When asked if they believe that Business Schools are under pressure to change their fundamental value proposition and business model, 80% of Business School leaders said ‘yes’. Just 13% said ‘no’, while the remaining 7% said they are unsure at this stage.
This is a principal finding of AMBA & BGA’s Transformation and the Emerging Business Model Shift in Business Education report, in association with Saleforce.org. The report surveyed 144 Business School decisionmakers from around the world to garner their opinions on Business School culture, strategy, and purpose.
Distilling Business School strategy to the fundamentals, respondents were asked who they believed is a Business School’s main customer. More than half (58%) believe its primary customer is students while a third (33%) think its main customer is society itself.
The survey then moved on to ascertain Business School leaders’ top two priorities for students. Just under two thirds (65%) of Business School leaders that completed the survey deem teaching and learning to be the number one priority area for students. Careers support, cited by 35%, is the second-most popular priority area.
What role should Business Schools play in society? More than half (54%) of responding Business School leaders believe it is to develop and nurture responsible managers; 17% said the role of Business Schools is to support the societies in which they’re based, 16% said it is to produce world-class leaders to innovate in terms of corporate strategy; and 13% believe it is to help solve the world’s greatest problems.
The purpose of the Business School
- 58% of Business School decision-makers believe their primary customer to be students and 33% think the main customer is society itself
- 65% of Business School leaders said teaching and learning is their priority for students at their institution
- 80% believe Business Schools are under pressure to change their value proposition and business model
- 54% believe the role of Business Schools is to develop and nurture responsible managers
User experience of Business Schools
- 58% of leaders believe their Business School’s offering meets student expectations to a great extent
- 29% of Business School Leaders who use a learning management system (LMS) believe the user experience of their online platform should match, to a great extent, those of commercial websites, such as social media platforms or online shopping websites
- 24% of Business School Leaders who use an LMS think that their online platform matches the user experience of these platforms to a great extent
- 29% think that students expect learning management systems to meet the standards of commercial platforms to a great extent and 50% think students only somewhat expect LMS platforms to meet the standards of social media platforms or e-commerce websites
- 72% of Business School leaders believe their institution provides a personalised experience for their students. A quarter (25%) believe this is not the case, and 3% are unsure
- 43% of Business School leaders said that the most personalisation currently on offer to their institution’s students is in the area of teaching and learning, while 21% said, instead, that the most personalisation is in the area of careers support

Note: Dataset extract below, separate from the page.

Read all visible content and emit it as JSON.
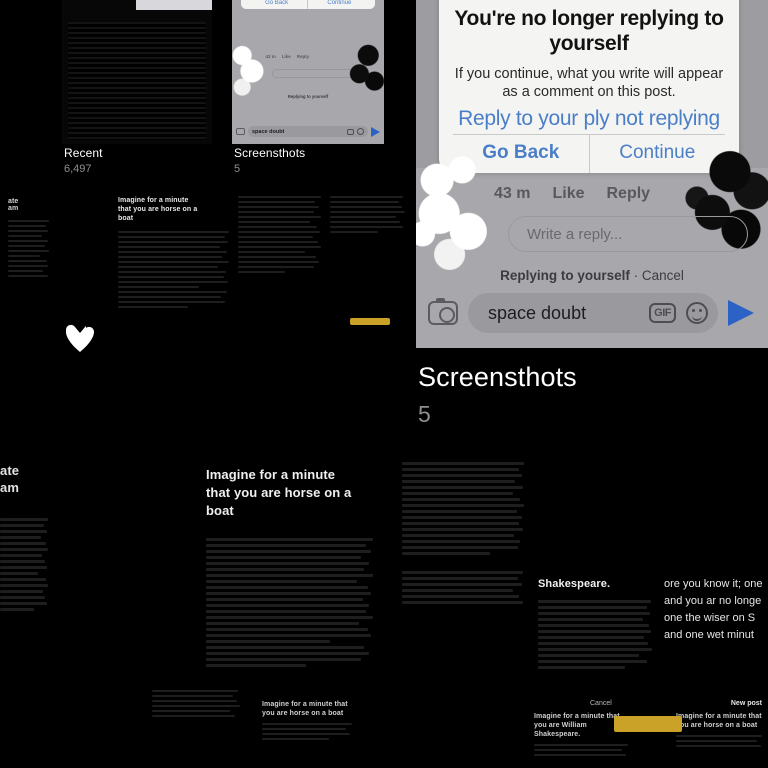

- 88% agree that personalising the learning experience of their students is something that will grow in importance over the next five years
- 88% think the most important outcome of personalisation is enabling students to achieve the most from their Business School experience

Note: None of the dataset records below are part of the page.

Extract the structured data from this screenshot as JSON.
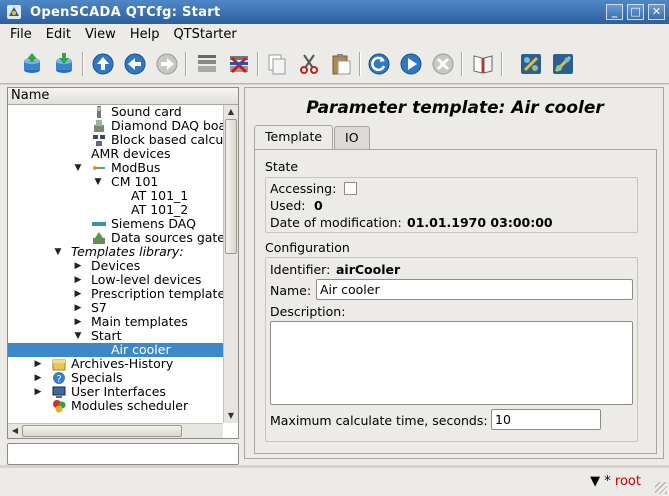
{
  "window": {
    "title": "OpenSCADA QTCfg: Start",
    "buttons": {
      "minimize": "_",
      "maximize": "□",
      "close": "✕"
    }
  },
  "menu": [
    {
      "label": "File"
    },
    {
      "label": "Edit"
    },
    {
      "label": "View"
    },
    {
      "label": "Help"
    },
    {
      "label": "QTStarter"
    }
  ],
  "toolbar": {
    "icons": [
      "db-load-icon",
      "db-save-icon",
      "up-icon",
      "back-icon",
      "forward-icon",
      "add-item-icon",
      "delete-item-icon",
      "copy-icon",
      "cut-icon",
      "paste-icon",
      "refresh-icon",
      "start-icon",
      "stop-icon",
      "manual-icon",
      "module-info-icon",
      "module-settings-icon"
    ]
  },
  "tree": {
    "header": "Name",
    "items": [
      {
        "label": "Sound card",
        "indent": 5,
        "icon": "sound-card-icon"
      },
      {
        "label": "Diamond DAQ boa",
        "indent": 5,
        "icon": "diamond-daq-icon"
      },
      {
        "label": "Block based calcu",
        "indent": 5,
        "icon": "block-calc-icon"
      },
      {
        "label": "AMR devices",
        "indent": 5,
        "icon": ""
      },
      {
        "label": "ModBus",
        "indent": 5,
        "icon": "modbus-icon",
        "expanded": true
      },
      {
        "label": "CM 101",
        "indent": 6,
        "icon": "",
        "expanded": true
      },
      {
        "label": "AT 101_1",
        "indent": 8,
        "icon": ""
      },
      {
        "label": "AT 101_2",
        "indent": 8,
        "icon": ""
      },
      {
        "label": "Siemens DAQ",
        "indent": 5,
        "icon": "siemens-icon"
      },
      {
        "label": "Data sources gate",
        "indent": 5,
        "icon": "data-gate-icon"
      },
      {
        "label": "Templates library:",
        "indent": 3,
        "icon": "",
        "expanded": true,
        "italic": true
      },
      {
        "label": "Devices",
        "indent": 4,
        "icon": "",
        "collapsed": true
      },
      {
        "label": "Low-level devices",
        "indent": 4,
        "icon": "",
        "collapsed": true
      },
      {
        "label": "Prescription template",
        "indent": 4,
        "icon": "",
        "collapsed": true
      },
      {
        "label": "S7",
        "indent": 4,
        "icon": "",
        "collapsed": true
      },
      {
        "label": "Main templates",
        "indent": 4,
        "icon": "",
        "collapsed": true
      },
      {
        "label": "Start",
        "indent": 4,
        "icon": "",
        "expanded": true
      },
      {
        "label": "Air cooler",
        "indent": 6,
        "icon": "",
        "selected": true
      },
      {
        "label": "Archives-History",
        "indent": 2,
        "icon": "archive-icon",
        "collapsed": true
      },
      {
        "label": "Specials",
        "indent": 2,
        "icon": "specials-icon",
        "collapsed": true
      },
      {
        "label": "User Interfaces",
        "indent": 2,
        "icon": "ui-icon",
        "collapsed": true
      },
      {
        "label": "Modules scheduler",
        "indent": 2,
        "icon": "scheduler-icon"
      }
    ]
  },
  "panel": {
    "title": "Parameter template: Air cooler",
    "tabs": [
      {
        "label": "Template",
        "active": true
      },
      {
        "label": "IO",
        "active": false
      }
    ],
    "state": {
      "group_title": "State",
      "accessing_label": "Accessing:",
      "accessing_checked": false,
      "used_label": "Used:",
      "used_value": "0",
      "date_label": "Date of modification:",
      "date_value": "01.01.1970 03:00:00"
    },
    "config": {
      "group_title": "Configuration",
      "identifier_label": "Identifier:",
      "identifier_value": "airCooler",
      "name_label": "Name:",
      "name_value": "Air cooler",
      "description_label": "Description:",
      "description_value": "",
      "max_time_label": "Maximum calculate time, seconds:",
      "max_time_value": "10"
    }
  },
  "status": {
    "indicator": "▼ *",
    "user": "root"
  }
}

Online and hybrid learning
- 80% of Business School leaders said their institution offers online courses and degrees, while 18% said they do not currently offer any online learning
- 38% strongly agree that offering online courses and degrees will be the norm in the next five years
- 86% of leaders’ Schools are offering a combination of in-person instruction and online instruction (some in-person and some online)
Microcredentials and professional lifelong learning
- 50% of Business School leaders said their School offers microcredentials
- 79% said their School offers microcredentials for standalone modules; 39% offer them for stackable modules which lead to a degree, and 32% offer them for attending events or webinars
- 25% of Business School leaders would go so far as to say microcredentials represent the future of business education, while 6% believe
microcredentials are just a passing phase
- 35% see microcredentials provided by companies such as LinkedIn as a threat to how their Business School will operate in the next five years